It is advised that  medical, GP or Specialist permission is obtained prior to treatment– In circumstances where written medical permission cannot be obtained the client must sign an informed consent stating that the treatment and its effects have been fully explained to them and confirm that they are willing to proceed without permission from their GP or Specialist

 

The CNHC unfortunately don’t have a specific clause relating to Pregnancy Massage and have suggested that Therapists contact their Insurers, or relative Associations for additional information. Having a regulatory body like CNHC is great, lets hope that as they build as an organisation, we will see the Massage group more refined as Pregnancy Massage is an area where standards would be very beneficial.

Balens Insurance also referred us to the guidelines laid out during our training and made no mention of an inability to be covered by your insurance policy.

Thank you for your message.  We recommend that our clients follow the guidelines of their training in relation to the treatment of pregnant patients.

 

So I’m very happy with the results, and hopefully this should highlight the fact that we really need to share this information with our fellow therapists, and show them that times are changing and we are becoming more informed in the benefits or effects of massage therapy, and shouldn’t be frightened by it.

To finish up I wanted to leave you with the wonderful response I received from Elaine Stillerman, detailing the details behind massage during the first trimester, and hope it makes you feel a bit more comfortable working with pregnant clients. However please remember that if Pregnant clients is a population that you are unfamiliar with, get in touch with us regarding our Pregnancy and Post-Natal courses, as we’d love to share theory and techniques with you that will blast away those fears.

When a massage practitioner is trained in the correct protocol for prenatal massage,  it is safe throughout the entire pregnancy. How many times have pregnant women failed to inform their practitioners about their pregnancies, and yet nothing unhealthy resulted?

But let’s look at this from an anatomical point of view to understand why this old wives’ tale still persists. There are two compelling factors at play here. The first is the fear of miscarriage. The false assumption is that since most miscarriages occur during the first few weeks of pregnancy, if you don’t massage, you won’t cause a miscarriage.

Most miscarriages do occur within the first 8 weeks of pregnancy, but they are not caused by anything the woman did or did not do. 50% of examined fetal cells indicated that the embryo was not viable. It could not sustain life (blighted ovum, failed mitosis, genetic anomalies, etc). Massage has absolutely nothing to do with that cause factor.

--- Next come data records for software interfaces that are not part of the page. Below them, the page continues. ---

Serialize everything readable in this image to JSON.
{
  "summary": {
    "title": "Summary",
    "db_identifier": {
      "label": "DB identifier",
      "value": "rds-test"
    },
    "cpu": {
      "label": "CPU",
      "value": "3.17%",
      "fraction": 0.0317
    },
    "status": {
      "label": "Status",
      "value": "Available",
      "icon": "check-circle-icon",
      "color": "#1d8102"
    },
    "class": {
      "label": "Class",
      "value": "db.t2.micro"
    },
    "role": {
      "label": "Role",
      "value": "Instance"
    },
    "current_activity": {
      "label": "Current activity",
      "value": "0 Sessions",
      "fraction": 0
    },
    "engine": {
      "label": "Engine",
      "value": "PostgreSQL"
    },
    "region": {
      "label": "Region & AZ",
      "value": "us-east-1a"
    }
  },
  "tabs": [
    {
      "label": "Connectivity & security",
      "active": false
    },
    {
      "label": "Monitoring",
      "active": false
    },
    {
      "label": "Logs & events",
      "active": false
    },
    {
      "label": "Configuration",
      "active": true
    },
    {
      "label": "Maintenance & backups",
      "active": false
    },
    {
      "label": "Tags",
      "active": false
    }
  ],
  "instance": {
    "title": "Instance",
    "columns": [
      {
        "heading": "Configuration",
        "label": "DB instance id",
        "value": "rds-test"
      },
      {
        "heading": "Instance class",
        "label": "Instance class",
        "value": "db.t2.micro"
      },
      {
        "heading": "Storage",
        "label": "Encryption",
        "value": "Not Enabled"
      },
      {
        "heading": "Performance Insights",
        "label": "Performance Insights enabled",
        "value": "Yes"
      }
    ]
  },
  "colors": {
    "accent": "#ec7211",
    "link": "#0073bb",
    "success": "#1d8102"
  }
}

So let’s examine the remaining 50% of known causes for the loss of the pregnancy: anatomical or structural maternal obstructions; ectopic pregnancy; heightened maternal immunological response; hormonal imbalances; and environmental factors (smoking, drugs, toxicity, chemotherapy, etc.) No where is massage a factor.

Serious trauma to the pelvic cavity is another possible cause, but appropriate massage avoids deep pressure to the pelvic or abdominal cavities.

Furthermore, any client presenting symptoms of a miscarriage would never receive a massage from a trained professional. So we have dispelled that theory.

Secondly is nausea. Any client, woman, man, or child, presenting with nausea or vomiting should not receive a massage. 60- 90% of gravidas experience nausea, usually within the first trimester, although some don’t until later on. Massage is contraindicated when  any client has nausea. 0.3-1.2% suffer from hyperemesis gravidarum ( your own Kate Middleton) and should never receive a massage. But if the distress subsides by mid-day, then it is a safe to massage when the waves have passed. And I teach techniques to relieve the nausea.

Bottom line, it is a safe to massage during the first trimester when the practitioner is appropriately trained.